Task to complete => Each line of the records that holds the word "this" should be copied out.

START Source information

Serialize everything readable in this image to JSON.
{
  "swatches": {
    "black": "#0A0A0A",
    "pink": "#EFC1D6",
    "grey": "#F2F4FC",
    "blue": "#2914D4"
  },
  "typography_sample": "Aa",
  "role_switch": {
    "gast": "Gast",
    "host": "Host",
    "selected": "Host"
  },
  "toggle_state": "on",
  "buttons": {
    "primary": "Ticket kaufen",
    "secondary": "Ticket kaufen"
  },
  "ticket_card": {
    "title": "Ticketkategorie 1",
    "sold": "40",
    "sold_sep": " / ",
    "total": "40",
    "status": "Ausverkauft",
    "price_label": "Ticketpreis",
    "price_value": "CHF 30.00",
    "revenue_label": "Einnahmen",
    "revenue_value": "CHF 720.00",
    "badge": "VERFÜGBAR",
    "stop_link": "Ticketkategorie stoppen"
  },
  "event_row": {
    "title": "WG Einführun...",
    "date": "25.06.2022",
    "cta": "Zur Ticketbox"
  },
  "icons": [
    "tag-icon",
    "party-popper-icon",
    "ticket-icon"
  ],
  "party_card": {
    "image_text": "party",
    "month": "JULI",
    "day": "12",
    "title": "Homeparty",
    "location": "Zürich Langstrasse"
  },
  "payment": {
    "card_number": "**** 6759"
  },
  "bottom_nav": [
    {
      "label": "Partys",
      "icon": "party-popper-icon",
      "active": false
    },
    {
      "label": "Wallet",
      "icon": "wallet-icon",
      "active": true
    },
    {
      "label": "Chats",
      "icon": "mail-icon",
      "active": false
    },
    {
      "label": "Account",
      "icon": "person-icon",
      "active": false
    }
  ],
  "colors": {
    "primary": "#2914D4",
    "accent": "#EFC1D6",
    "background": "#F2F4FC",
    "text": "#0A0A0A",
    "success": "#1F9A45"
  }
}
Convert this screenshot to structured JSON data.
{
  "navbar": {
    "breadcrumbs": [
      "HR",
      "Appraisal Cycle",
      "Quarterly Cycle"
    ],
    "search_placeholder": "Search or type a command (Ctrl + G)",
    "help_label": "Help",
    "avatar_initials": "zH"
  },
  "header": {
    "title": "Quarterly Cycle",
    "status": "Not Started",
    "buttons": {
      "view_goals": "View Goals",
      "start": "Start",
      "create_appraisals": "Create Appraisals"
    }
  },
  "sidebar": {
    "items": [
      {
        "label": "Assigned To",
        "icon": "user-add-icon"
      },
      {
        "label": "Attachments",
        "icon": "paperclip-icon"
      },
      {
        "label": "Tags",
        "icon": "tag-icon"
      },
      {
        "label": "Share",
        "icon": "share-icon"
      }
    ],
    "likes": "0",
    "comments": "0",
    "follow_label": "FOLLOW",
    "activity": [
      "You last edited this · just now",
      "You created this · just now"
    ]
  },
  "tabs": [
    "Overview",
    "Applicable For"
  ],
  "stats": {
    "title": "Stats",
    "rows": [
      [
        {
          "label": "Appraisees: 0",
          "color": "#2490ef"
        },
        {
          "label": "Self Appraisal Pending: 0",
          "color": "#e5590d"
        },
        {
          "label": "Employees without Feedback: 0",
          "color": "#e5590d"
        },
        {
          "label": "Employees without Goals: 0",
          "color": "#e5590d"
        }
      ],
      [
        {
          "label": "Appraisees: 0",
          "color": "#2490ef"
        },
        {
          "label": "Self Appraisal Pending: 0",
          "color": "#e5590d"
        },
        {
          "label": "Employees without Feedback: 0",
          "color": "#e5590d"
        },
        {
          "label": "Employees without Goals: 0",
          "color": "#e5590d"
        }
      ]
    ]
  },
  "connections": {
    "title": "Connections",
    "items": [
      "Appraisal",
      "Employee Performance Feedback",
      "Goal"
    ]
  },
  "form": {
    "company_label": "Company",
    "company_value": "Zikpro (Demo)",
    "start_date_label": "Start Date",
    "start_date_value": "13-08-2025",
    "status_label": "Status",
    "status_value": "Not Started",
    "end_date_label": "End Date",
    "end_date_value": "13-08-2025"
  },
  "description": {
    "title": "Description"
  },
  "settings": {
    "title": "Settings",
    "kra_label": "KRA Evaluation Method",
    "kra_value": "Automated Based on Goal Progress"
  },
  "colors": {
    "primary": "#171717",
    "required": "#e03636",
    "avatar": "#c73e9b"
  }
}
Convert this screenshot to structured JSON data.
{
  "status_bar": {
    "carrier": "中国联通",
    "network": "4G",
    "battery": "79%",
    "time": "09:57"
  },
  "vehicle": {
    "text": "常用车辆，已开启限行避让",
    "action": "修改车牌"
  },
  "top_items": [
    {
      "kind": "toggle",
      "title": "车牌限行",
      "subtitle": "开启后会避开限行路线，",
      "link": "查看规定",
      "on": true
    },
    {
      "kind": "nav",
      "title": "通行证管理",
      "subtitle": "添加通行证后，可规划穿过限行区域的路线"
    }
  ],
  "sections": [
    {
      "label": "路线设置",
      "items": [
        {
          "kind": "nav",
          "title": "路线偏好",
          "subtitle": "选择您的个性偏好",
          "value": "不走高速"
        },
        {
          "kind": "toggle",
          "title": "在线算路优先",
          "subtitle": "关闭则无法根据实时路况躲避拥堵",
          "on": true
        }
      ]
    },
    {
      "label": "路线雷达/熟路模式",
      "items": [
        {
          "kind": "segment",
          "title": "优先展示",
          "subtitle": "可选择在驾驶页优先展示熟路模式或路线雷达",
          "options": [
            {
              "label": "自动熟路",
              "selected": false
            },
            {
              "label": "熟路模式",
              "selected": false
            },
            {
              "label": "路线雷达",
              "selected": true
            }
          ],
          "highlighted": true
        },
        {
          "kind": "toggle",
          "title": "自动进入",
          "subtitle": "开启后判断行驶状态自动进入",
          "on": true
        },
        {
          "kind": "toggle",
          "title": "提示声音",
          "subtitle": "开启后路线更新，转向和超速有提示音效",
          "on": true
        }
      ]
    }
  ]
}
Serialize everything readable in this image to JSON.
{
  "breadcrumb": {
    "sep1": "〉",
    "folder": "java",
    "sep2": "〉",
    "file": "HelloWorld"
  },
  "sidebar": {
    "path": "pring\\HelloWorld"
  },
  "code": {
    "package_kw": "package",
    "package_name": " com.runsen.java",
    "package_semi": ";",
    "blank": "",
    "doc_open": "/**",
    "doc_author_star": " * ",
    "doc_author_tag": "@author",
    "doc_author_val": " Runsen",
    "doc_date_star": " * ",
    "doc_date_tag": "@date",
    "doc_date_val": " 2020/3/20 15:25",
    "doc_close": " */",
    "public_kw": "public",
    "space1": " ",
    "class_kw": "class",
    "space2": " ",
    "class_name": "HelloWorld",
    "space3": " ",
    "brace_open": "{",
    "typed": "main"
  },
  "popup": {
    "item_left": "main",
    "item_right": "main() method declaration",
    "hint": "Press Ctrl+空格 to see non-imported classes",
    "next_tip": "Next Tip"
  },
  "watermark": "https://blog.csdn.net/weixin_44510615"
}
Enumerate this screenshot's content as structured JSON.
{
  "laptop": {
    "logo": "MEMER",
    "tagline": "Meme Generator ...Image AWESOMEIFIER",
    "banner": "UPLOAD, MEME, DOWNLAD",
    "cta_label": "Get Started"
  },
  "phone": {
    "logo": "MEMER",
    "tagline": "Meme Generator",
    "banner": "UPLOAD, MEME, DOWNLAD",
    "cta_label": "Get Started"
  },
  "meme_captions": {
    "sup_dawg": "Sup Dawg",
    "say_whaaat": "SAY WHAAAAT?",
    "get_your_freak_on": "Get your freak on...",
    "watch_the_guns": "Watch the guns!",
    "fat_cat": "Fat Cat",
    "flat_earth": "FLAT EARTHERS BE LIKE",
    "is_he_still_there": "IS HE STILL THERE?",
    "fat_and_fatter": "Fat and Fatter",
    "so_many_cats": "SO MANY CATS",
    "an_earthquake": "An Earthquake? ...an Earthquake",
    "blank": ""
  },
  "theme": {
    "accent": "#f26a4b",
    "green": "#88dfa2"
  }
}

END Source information

Finished task =>
Serialize everything readable in this image to JSON.
Convert this screenshot to structured JSON data.
      "You last edited this · just now",
      "You created this · just now"
Convert this screenshot to structured JSON data.
Serialize everything readable in this image to JSON.
Enumerate this screenshot's content as structured JSON.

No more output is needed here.